The Dance of Durga by Kanika Dhillon
The Dance of Durga by Kanika Dhillon is the story of a strong woman from a small village in Punjab to conquer the world. And when she conquers the world, she has to conquer herself.
The story begins in the most dramatic way, with the dying grandmother making the prophecy about her about to be born granddaughter. She insists that the newborn is named Durga – for she has to do great things in life. Grandmother passes away, and the young girl does have a special gift. She can predict things, things like it would rain tonight or a bridge across village canal is about to collapse. The build-up for Durga’s story is brilliant. You want to let go of your food or favorite TV show to read what she would predict next.
As she grows up, she is just another girl, one among many sisters and a brother. She falls in love, gets cheated, gets married to an old man. Gets raped by his ambitions – and her gift it seems is lost or the author Kanika Dhillon forgot about it while writing this part of her story. Anyway, she lands in an Ashram and starts nurturing ambitions of being the leading God woman of the ashram. Like any other person driven by pure ambition, she uses or abuses everything in her power to reach that place.
She uses her body, mind, and soul to chase her ambition.
A usual story of extremely beautiful and highly ambitious women. The special gift angle is lost, even when it makes an appearance in the story, it is too feeble a voice to matter. The protagonist does not even feel pain. She just plots and gets what she wants – even when she is trying to redeem herself. I guess Kanika Dhillon wanted to highlight the loss of faith she goes through and how in the end it is the faith that redeems her. But to me even there she plotted for her win, making sure that no one lived off her fame and the one most devoted to her are annihilated.

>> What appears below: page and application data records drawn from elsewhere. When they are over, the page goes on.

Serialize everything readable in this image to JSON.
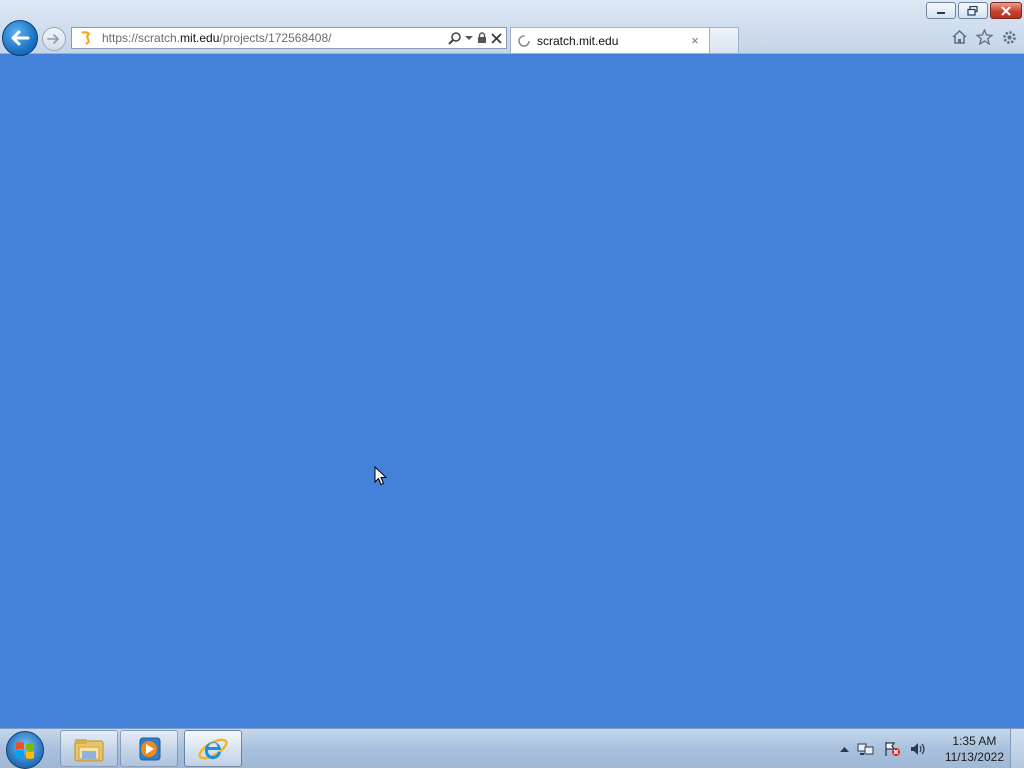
{
  "browser": {
    "address": {
      "scheme": "https://scratch.",
      "host": "mit.edu",
      "path": "/projects/172568408/"
    },
    "tab": {
      "title": "scratch.mit.edu",
      "close_glyph": "×"
    },
    "icons": {
      "back": "back-arrow-icon",
      "forward": "forward-arrow-icon",
      "search": "search-icon",
      "lock": "lock-icon",
      "stop": "stop-icon",
      "home": "home-icon",
      "favorites": "favorites-star-icon",
      "tools": "gear-icon"
    }
  },
  "page": {
    "background_color": "#4481d9"
  },
  "taskbar": {
    "buttons": [
      "start-orb",
      "windows-explorer",
      "windows-media-player",
      "internet-explorer"
    ],
    "clock": {
      "time": "1:35 AM",
      "date": "11/13/2022"
    },
    "tray_icons": [
      "show-hidden-icons",
      "network-icon",
      "action-center-flag-icon",
      "volume-icon"
    ]
  }
}
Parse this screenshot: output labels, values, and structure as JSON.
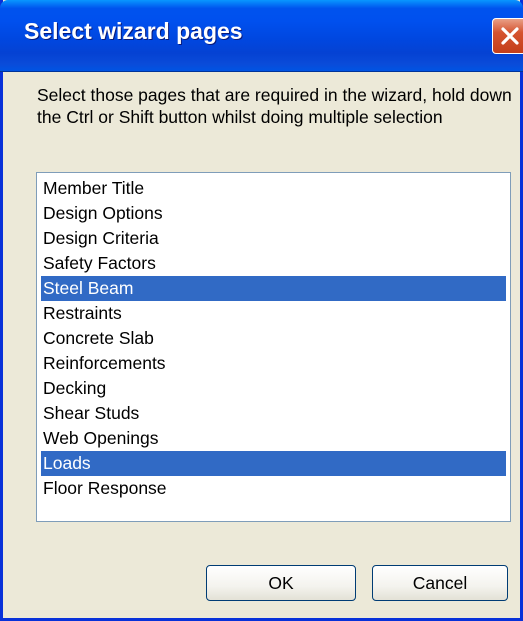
{
  "dialog": {
    "title": "Select wizard pages",
    "instructions": "Select those pages that are required in the wizard, hold down the Ctrl or Shift button whilst doing multiple selection",
    "list": {
      "items": [
        {
          "label": "Member Title",
          "selected": false
        },
        {
          "label": "Design Options",
          "selected": false
        },
        {
          "label": "Design Criteria",
          "selected": false
        },
        {
          "label": "Safety Factors",
          "selected": false
        },
        {
          "label": "Steel Beam",
          "selected": true
        },
        {
          "label": "Restraints",
          "selected": false
        },
        {
          "label": "Concrete Slab",
          "selected": false
        },
        {
          "label": "Reinforcements",
          "selected": false
        },
        {
          "label": "Decking",
          "selected": false
        },
        {
          "label": "Shear Studs",
          "selected": false
        },
        {
          "label": "Web Openings",
          "selected": false
        },
        {
          "label": "Loads",
          "selected": true
        },
        {
          "label": "Floor Response",
          "selected": false
        }
      ]
    },
    "buttons": {
      "ok": "OK",
      "cancel": "Cancel"
    }
  },
  "icons": {
    "close": "close-icon"
  },
  "colors": {
    "titlebar": "#0054e3",
    "selection": "#316ac5",
    "dialog_face": "#ece9d8",
    "close_button": "#d5532f"
  }
}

I had an unusual journey with the book. It began on a high note, then it dragged on with the twists and turns. And the end though unexpected did not leave a great aftertaste. What I must credit Kanika Dhillon with is her creation of mood – you love the little stubborn girl when she wants you to, you hate her when she is manipulative. You sympathize with her when she is abused and you detach yourself from her just as both the protagonist or the author wanted. Character etching is really good. However, it is the pace that I was not comfortable with – not that it was slow or fast. But there were too many scenes with too many faceless descriptions.
For example, she mentions gardens and birds too many times. There is a long description but never mentions the name of birds or the plants around – apart from the usual ones. Similarly, her description of the village is great – brings alive the village but most other places remain soulless. Many other scenes are also unnecessarily stretched with long descriptions not relevant to the story or the state of mind of characters.
In one part of the book The Dance of Durga, she takes her scenes across India – giving a travelogue like the description to say places like Lucknow. As if she is trying to connect her protagonist’s story with the underlying story of the place, but that does not happen. I did not see the need of the same. Curtailing these descriptions would have made the story crisper. Characters like Devi appear out of nowhere.
In The Dance of Durga, Kanika Dhillon very courageously puts light on ashram chains sprouting across the country. How the politics and religions come together to sell religion and sway opinions or votes in their favors. The flesh trade that goes on behind the scenes only points to the women being objects is here to stay – no matter if a woman is heading the organization or a man. Kanika Dhillon deserves an applause for writing about these rampant practices at ashrams. Would love to dig into her research.
Language is easy but gets too repetitive in repeat scenes. The editing leaves you wanting for much more. There are gross errors like mentioning Lohri festival in Summer months. The protagonist goes from 22 to 34 in a journey of more than 15 years. I can go on and on, but then how many times am I going t o crib about editors. These days I am surprised when I find a book without this kind of errors. They do not even bother to correct them in upcoming editions.
Take your call.
This is the first book I read on Google Play. And that calls for a comparison between Play & Kindle – some day soon.